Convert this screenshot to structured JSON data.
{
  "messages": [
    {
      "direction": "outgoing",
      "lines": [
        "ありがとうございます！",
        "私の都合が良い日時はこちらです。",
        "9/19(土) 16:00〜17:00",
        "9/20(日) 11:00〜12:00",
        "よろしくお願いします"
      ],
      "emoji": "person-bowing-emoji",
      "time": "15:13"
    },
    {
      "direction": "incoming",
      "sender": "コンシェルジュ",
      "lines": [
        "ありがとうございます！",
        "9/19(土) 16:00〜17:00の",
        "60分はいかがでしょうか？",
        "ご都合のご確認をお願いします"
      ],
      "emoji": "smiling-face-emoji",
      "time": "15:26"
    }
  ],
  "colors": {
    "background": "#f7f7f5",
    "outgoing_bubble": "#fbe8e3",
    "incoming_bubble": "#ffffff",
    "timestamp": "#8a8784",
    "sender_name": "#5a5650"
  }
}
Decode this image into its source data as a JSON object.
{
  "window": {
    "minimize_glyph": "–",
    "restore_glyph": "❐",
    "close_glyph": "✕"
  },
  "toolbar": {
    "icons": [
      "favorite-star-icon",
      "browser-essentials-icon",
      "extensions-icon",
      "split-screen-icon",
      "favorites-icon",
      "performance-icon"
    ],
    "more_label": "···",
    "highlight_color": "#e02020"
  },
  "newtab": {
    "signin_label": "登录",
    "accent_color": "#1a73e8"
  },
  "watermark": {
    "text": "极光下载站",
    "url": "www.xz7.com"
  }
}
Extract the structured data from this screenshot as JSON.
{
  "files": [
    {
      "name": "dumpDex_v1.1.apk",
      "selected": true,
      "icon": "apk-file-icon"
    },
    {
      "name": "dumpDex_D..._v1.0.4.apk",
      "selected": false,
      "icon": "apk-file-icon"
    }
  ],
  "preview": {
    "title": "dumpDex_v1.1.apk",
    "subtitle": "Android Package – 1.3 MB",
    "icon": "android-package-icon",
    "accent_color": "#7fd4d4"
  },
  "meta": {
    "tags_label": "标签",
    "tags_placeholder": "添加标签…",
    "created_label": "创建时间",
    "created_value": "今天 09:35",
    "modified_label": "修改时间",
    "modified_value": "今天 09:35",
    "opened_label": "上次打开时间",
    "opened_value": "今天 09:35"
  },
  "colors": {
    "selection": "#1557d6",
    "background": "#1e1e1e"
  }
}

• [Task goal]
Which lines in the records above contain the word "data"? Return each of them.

• [Solved problem]
Convert this screenshot to structured JSON data.
Decode this image into its source data as a JSON object.
Extract the structured data from this screenshot as JSON.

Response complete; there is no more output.